Return all lines from the listing below in which "Bellay" appears.

=== RECORDS FOR PROCESSING ===

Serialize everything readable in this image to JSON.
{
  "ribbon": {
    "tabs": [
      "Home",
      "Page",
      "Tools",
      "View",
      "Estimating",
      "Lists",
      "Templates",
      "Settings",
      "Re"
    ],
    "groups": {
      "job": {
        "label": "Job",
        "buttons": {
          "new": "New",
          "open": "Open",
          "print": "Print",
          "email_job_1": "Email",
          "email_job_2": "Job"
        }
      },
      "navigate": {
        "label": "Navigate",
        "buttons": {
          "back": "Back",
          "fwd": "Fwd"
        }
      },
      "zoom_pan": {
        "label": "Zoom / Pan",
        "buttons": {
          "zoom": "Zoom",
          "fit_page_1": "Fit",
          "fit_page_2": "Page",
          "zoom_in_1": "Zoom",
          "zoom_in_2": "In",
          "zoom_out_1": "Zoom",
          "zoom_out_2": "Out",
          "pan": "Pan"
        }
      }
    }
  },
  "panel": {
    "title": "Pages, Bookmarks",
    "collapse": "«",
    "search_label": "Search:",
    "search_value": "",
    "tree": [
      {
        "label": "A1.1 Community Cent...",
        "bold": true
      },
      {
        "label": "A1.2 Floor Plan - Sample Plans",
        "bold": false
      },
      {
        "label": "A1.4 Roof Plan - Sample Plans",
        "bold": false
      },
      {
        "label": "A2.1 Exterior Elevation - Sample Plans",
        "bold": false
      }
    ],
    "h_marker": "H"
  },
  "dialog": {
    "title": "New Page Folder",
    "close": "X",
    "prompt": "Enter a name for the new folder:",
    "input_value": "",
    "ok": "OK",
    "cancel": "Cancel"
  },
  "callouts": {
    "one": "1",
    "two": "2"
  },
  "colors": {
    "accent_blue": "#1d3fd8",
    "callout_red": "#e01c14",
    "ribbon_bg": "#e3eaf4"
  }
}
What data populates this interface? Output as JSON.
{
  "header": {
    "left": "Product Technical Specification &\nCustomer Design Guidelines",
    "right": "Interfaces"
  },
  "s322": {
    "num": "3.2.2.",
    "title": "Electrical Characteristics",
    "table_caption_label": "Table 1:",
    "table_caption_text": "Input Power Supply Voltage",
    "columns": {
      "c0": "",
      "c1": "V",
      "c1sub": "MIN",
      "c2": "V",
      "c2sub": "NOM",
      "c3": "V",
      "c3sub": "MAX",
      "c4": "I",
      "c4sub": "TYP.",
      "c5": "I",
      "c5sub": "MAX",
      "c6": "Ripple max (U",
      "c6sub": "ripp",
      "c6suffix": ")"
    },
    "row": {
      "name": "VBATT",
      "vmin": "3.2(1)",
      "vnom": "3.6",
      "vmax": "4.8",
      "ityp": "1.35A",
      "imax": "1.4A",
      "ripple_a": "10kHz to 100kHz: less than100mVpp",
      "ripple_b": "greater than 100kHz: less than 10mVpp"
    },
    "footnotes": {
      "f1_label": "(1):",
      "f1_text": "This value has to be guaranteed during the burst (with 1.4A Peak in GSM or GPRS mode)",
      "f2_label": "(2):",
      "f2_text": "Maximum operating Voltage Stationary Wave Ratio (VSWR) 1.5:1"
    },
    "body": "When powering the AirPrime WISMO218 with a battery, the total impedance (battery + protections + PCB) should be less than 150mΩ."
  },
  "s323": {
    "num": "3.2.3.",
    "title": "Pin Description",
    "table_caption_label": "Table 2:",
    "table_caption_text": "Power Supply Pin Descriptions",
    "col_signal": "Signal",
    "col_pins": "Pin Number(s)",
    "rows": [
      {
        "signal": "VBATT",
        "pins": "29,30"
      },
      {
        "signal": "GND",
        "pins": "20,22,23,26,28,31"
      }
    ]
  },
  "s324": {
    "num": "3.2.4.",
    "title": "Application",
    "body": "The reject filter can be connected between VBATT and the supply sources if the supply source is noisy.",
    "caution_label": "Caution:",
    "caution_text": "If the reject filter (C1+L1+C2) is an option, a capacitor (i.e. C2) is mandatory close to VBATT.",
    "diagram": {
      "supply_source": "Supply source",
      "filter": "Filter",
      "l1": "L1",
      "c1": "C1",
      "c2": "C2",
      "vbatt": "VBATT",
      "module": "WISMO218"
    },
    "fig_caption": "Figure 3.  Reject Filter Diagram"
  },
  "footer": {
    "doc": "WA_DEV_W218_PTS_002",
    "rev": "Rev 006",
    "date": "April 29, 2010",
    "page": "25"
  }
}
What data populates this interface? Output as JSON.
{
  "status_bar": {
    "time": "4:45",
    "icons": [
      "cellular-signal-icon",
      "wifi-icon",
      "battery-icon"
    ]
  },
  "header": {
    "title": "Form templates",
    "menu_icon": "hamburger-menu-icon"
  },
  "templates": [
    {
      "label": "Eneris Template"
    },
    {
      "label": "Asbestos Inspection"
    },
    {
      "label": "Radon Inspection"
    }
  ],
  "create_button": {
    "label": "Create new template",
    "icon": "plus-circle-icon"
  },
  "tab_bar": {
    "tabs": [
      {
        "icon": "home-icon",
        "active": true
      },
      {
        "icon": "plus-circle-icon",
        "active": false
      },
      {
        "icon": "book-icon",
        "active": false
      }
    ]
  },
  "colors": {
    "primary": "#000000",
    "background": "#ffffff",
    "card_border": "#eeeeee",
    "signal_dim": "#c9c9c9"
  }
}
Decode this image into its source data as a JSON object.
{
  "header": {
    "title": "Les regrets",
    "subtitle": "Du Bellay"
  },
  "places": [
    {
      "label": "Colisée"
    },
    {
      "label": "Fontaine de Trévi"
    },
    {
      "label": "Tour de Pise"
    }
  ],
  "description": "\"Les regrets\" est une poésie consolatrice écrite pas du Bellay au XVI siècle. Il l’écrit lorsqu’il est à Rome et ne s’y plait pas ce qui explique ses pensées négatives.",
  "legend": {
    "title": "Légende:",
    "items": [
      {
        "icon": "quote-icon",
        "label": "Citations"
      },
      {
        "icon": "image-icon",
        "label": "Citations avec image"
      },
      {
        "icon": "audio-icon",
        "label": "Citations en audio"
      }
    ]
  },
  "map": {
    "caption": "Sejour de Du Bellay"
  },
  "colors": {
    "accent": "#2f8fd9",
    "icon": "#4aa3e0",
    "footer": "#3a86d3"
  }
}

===

_SOLUTION TO THE EXERCISE:_
    "subtitle": "Du Bellay"
  "description": "\"Les regrets\" est une poésie consolatrice écrite pas du Bellay au XVI siècle. Il l’écrit lorsqu’il est à Rome et ne s’y plait pas ce qui explique ses pensées négatives.",
    "caption": "Sejour de Du Bellay"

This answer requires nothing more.